- Suspected terrorists are not allowed to see much of the evidence against them, and judges have been warned not to interfere with the government’s assessment of the needs of national security;
- Under the Human Rights Act, passed in 1998, judges cannot strike down laws which contravene basic human rights, but can only declare them incompatible with human rights, leaving the government with the choice to revise the legislation or not;
- Changes in legal aid rules have driven many solicitors out of business or away from publicly funded immigration work.

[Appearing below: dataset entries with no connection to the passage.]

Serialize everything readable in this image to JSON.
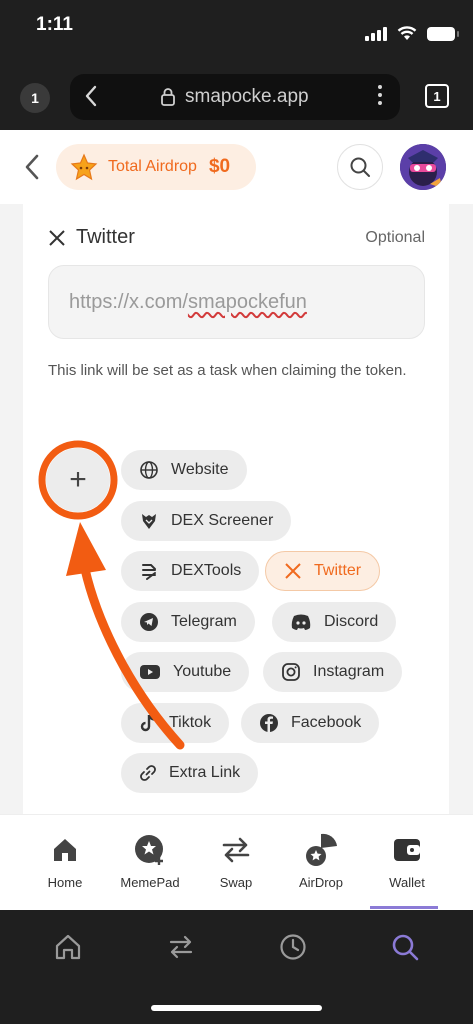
{
  "status_bar": {
    "time": "1:11"
  },
  "browser": {
    "tab_badge": "1",
    "url": "smapocke.app",
    "tab_count": "1"
  },
  "header": {
    "airdrop_label": "Total Airdrop",
    "airdrop_value": "$0"
  },
  "twitter_section": {
    "title": "Twitter",
    "optional": "Optional",
    "url_prefix": "https://x.com/",
    "url_handle": "smapockefun",
    "helper": "This link will be set as a task when claiming the token."
  },
  "add_button": {
    "label": "+"
  },
  "link_chips": [
    {
      "label": "Website",
      "icon": "globe-icon"
    },
    {
      "label": "DEX Screener",
      "icon": "dexscreener-icon"
    },
    {
      "label": "DEXTools",
      "icon": "dextools-icon"
    },
    {
      "label": "Twitter",
      "icon": "x-icon",
      "active": true
    },
    {
      "label": "Telegram",
      "icon": "telegram-icon"
    },
    {
      "label": "Discord",
      "icon": "discord-icon"
    },
    {
      "label": "Youtube",
      "icon": "youtube-icon"
    },
    {
      "label": "Instagram",
      "icon": "instagram-icon"
    },
    {
      "label": "Tiktok",
      "icon": "tiktok-icon"
    },
    {
      "label": "Facebook",
      "icon": "facebook-icon"
    },
    {
      "label": "Extra Link",
      "icon": "link-icon"
    }
  ],
  "bottom_nav": [
    {
      "label": "Home",
      "icon": "home-icon"
    },
    {
      "label": "MemePad",
      "icon": "memepad-icon"
    },
    {
      "label": "Swap",
      "icon": "swap-icon"
    },
    {
      "label": "AirDrop",
      "icon": "airdrop-icon"
    },
    {
      "label": "Wallet",
      "icon": "wallet-icon",
      "active": true
    }
  ],
  "colors": {
    "accent": "#f06a1e",
    "accent_bg": "#fdeee2",
    "annotation": "#f25c12",
    "nav_active": "#8b7ad6"
  }
}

The Blair government was the first to acknowledge the reality of ‘institutional racism’ with the ground-breaking Macpherson inquiry into the death of Stephen Lawrence. But in parallel with that recognition and the extension of anti-racist legislation to public bodies in 2000, the policies of segregation and marginalisation of asylum seekers, and Blair’s fixation with detaining, refusing and removing them en masse and as fast as possible, have been a major ingredient in the legitimation of anti-asylum seeker racism. The policy of ‘managed migration’ has seen a large increase in legal economic migration (frequently at the expense of the south, as in the recruitment of doctors and nurses from sub-Saharan Africa), but simultaneously, asylum claimants with hugely valuable skills and qualifications have been banned from working, as part of the deterrent policy to stop them coming, and their resultant, reluctant dependency on asylum support has fed back in to media and popular racism, which, in turn, has fuelled yet more state racism.

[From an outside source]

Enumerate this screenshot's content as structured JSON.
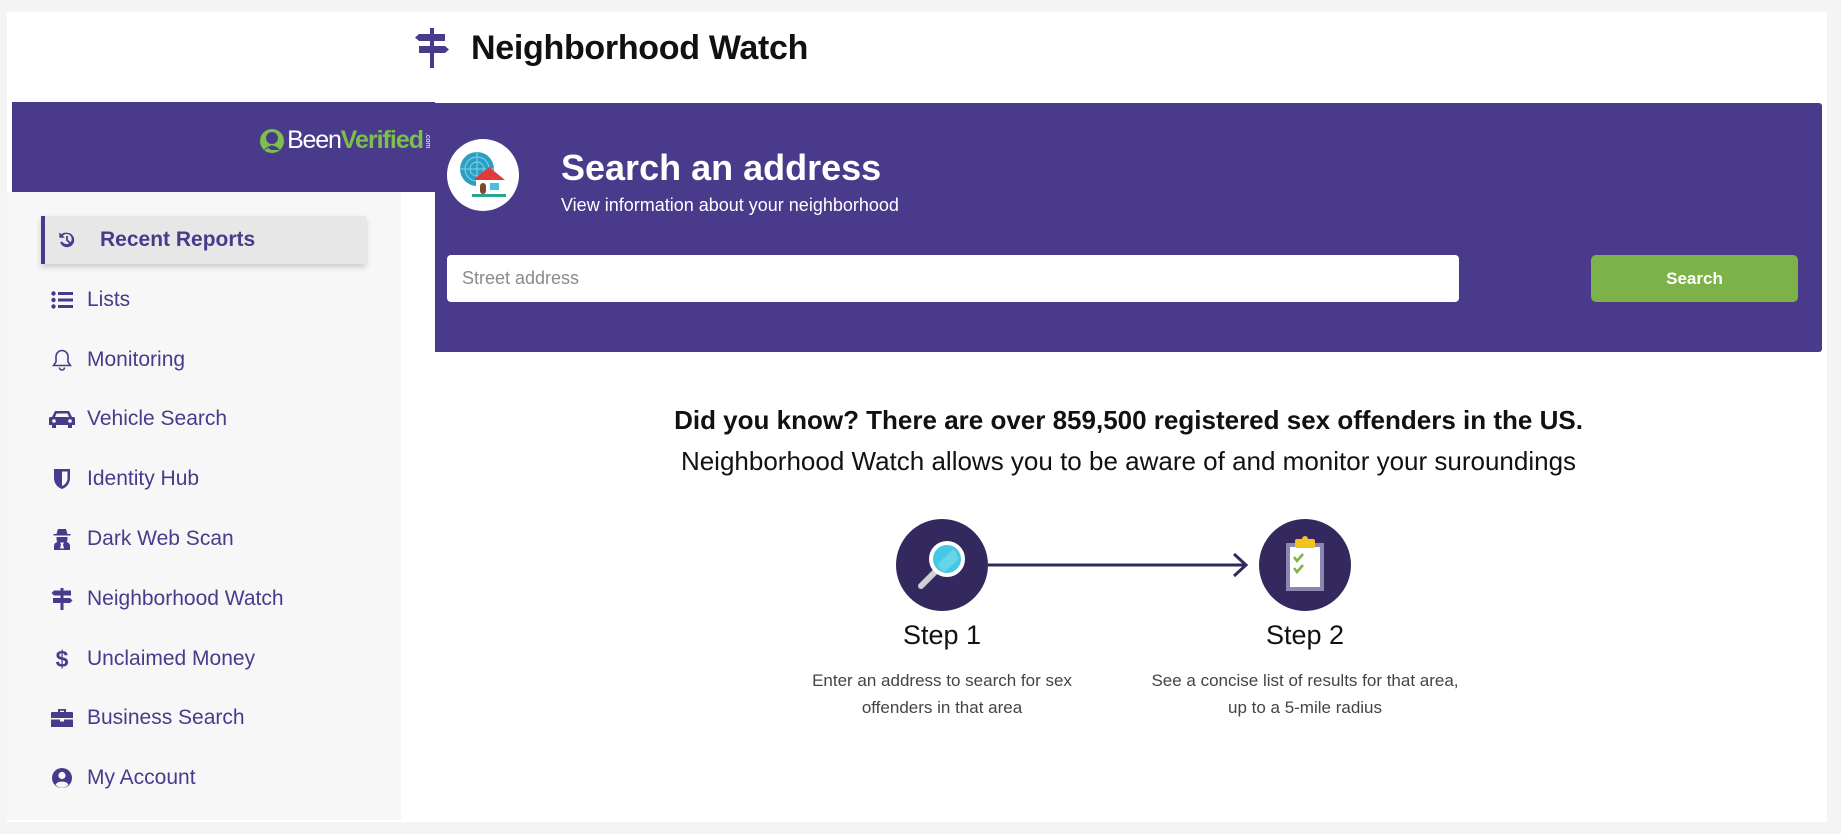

The attitude of enlightened superiority which has been a hallmark of Blair’s attitude to the disastrous and brutal intervention in Iraq is also evident in his government’s moves to restrict British citizenship to those sharing ‘British’ values. The 2002 Nationality, Immigration and Asylum Act introduced new requirements (knowledge of language and life in Britain) as a condition of acquiring citizenship and allowed citizenship to be removed from the unworthy.
The hope that the Blair government would set its face against popular racism, and would seek to educate the country about why people need refuge from persecution – or simply a chance to earn a livelihood – has gradually turned into disillusion and then to anger, as Blair sought instead to prove his toughness through inhuman policies towards asylum seekers and radical encroachments on civil liberties in his anti-terrorism policies. As Blair leaves office, he leaves a country more divided – by race, class and status – than he found it.
Frances Webber is a leading human rights lawyer at Garden Court Chambers.
The Institute of Race Relations is precluded from expressing a corporate view: any opinions expressed are therefore those of the authors.